Archive for the ‘PHP’ Category

An introduction to PHP’s static scoping

Thursday, July 29th, 2010

The static keyword is a core feature of PHP’s object oriented programming. Unfortunately, there doesn’t seem to be much in the way of easy introductions available online, so I’d like to give a brief overview of how the keyword functions, and how it should be used.

PHP actually has two distinct uses for the static keyword. The first and most common usage is related class method and property scoping, the second to variable scoping within in a single function. (more…)

Includes are not functions

Wednesday, July 28th, 2010

Over the last week I’ve been working with a commercial PHP eCommerce package. Amongst some shockingly bad code one of the patterns that has stood out has been the use of includes a kind of pseudo-function. Dozens of files in the application are in the following format. (more…)

Digging deeper into PHP’s static scoping

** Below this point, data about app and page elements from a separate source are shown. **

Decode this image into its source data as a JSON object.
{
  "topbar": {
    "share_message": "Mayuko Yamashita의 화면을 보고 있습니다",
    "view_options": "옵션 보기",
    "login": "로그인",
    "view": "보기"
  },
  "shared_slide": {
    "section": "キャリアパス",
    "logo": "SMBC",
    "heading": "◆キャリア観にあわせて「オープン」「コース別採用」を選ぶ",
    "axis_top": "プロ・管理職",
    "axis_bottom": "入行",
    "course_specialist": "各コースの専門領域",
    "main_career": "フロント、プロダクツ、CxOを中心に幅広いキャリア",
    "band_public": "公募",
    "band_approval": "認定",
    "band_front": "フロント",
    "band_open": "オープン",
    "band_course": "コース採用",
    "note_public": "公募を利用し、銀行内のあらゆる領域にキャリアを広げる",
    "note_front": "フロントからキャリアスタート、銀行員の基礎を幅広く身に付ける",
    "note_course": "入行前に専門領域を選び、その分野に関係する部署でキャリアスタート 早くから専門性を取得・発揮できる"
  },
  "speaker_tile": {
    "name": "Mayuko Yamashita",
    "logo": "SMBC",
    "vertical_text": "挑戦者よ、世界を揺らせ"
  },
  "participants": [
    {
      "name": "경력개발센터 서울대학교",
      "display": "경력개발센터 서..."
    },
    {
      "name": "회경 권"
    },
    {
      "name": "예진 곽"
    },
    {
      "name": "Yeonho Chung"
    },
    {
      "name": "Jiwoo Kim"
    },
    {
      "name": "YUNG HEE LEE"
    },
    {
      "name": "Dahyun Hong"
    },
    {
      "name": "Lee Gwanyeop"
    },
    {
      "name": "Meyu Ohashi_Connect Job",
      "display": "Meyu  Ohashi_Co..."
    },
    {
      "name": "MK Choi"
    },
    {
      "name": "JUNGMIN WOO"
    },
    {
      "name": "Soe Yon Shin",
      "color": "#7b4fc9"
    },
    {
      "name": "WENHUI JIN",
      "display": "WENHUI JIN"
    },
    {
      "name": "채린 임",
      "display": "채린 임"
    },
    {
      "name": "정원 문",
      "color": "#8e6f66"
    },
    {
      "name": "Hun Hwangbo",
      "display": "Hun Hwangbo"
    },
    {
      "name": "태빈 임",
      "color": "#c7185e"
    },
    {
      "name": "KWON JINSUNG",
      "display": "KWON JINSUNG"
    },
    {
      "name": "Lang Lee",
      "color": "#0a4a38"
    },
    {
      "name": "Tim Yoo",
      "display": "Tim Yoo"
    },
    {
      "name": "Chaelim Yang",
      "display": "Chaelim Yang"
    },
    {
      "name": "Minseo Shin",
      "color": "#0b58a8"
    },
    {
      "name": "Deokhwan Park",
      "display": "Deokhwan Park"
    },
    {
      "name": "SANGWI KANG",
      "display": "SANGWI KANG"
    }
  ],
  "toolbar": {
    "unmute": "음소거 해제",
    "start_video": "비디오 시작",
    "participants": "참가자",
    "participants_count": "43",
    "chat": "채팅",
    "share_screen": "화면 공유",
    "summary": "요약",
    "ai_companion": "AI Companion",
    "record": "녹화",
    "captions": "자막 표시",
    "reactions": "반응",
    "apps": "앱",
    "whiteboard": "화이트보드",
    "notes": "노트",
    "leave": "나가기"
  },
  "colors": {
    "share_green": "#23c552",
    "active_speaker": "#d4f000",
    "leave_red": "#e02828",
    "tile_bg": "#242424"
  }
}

Friday, March 19th, 2010

Redditor troelskn made an interesting observation about my recent blog post about Singletons, pointing out that static variables defined within a method behave completely differently to regular static properties. I use static method variables often but still found this behaviour surprising. I decided this was a good opportunity to find out exactly how static methods, properties and variables work in PHP. (more…)

Singletons: What can they teach us about PHP?

Wednesday, March 10th, 2010

Why would I be showing you how implement singletons in PHP? Don’t I know that the singleton pattern suffers from obvious shortcomings? Of course I do, but I have an ulterior motive. Singletons are a simple way to show off some of the features of PHP you probably don’t get to see and use too often. Now we’ve got that covered let’s see some code. If you haven’t seen a Singleton before the premise is simple: there should only ever be one instance of our class. (more…)

Simple Atom / RSS Reader for PHP

Monday, February 8th, 2010

I was recently looking for a simple RSS reader for PHP. There are a few out there, like Magpie RSS. These seem like adequate projects, but much too high level for the scripts I was throwing together. I need to read a couple of different feed formats: namely WordPress’ RSS feed and Flickr’s Atom feeds. I decided to put together a single-class implementation which didn’t do anything more than the bare minimum.


Abusing the Cache: Tracking Users without Cookies

Friday, January 29th, 2010

I’ve been doing a little bit of research into ways to misuse browser history and cache and came across a very simple technique for tracking users without the need for cookies. Firstly, a demo. If you watch the HTTP requests you’ll see that there are no cookies being used.


Securing Your PHP Code – Databases

Saturday, April 5th, 2008

SQL injection is a well trodden topic so I won’t go into too much detail.

For those who don’t know, the problem occurs when you fail to properly escape variables being placed into your strings. For example the SQL statement "SELECT * FROM users WHERE name = '$name'" will fail if $name is set to ' or '1' = '1. The string will be expanded to produce SELECT * FROM users WHERE name = '' or '1' = '1'. This is obviously not what you wanted, and could lead to very bad results when coupled with DELETE or UPDATE queries.


Securing Your PHP Code – Server Security

Saturday, April 5th, 2008

When protecting your server environment you’ll want to ensure that two things happen. Firstly, you’ll want to keep your scripts from prying eyes; you want to make sure that you don’t accept input that will break your code. Secondly, and most importantly, you want to stop anyone from executing their own code on your servers.


Securing Your PHP Code – XSS

Saturday, April 5th, 2008

Today I’m going to start a three part series looking at security issues affecting web developers. The specifics apply to PHP developers, but the general concepts carry across all technologies.

Any significant website is going to consist of three core layers: the client side code (HTML and JavaScript), server code (PHP) and a storage layer (MySQL). As a developer you should be aware of the security implications of each layer of technology and how you can best secure your code.